■ Work to complete: Which of the lines in the records below hold the string "SIUI"? Copy every one of them.

■ The records:
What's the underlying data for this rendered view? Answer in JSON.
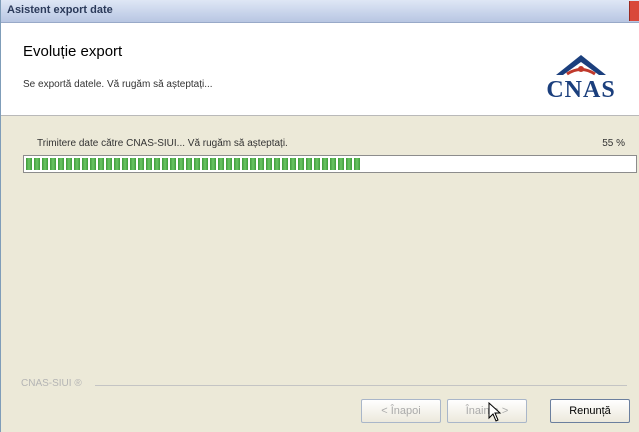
{
  "window": {
    "title": "Asistent export date"
  },
  "header": {
    "title": "Evoluție export",
    "subtitle": "Se exportă datele. Vă rugăm să așteptați..."
  },
  "logo": {
    "text": "CNAS",
    "icon": "cnas-logo-icon",
    "color": "#1b3f7d",
    "accent_color": "#c0392b"
  },
  "progress": {
    "label": "Trimitere date către CNAS-SIUI... Vă rugăm să așteptați.",
    "percent_text": "55 %",
    "value": 0.55,
    "color": "#3f9b3a"
  },
  "footer": {
    "label": "CNAS-SIUI ®"
  },
  "buttons": {
    "back": "< Înapoi",
    "next": "Înainte >",
    "cancel": "Renunță"
  }
}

■ Answer:
    "label": "Trimitere date către CNAS-SIUI... Vă rugăm să așteptați.",
    "label": "CNAS-SIUI ®"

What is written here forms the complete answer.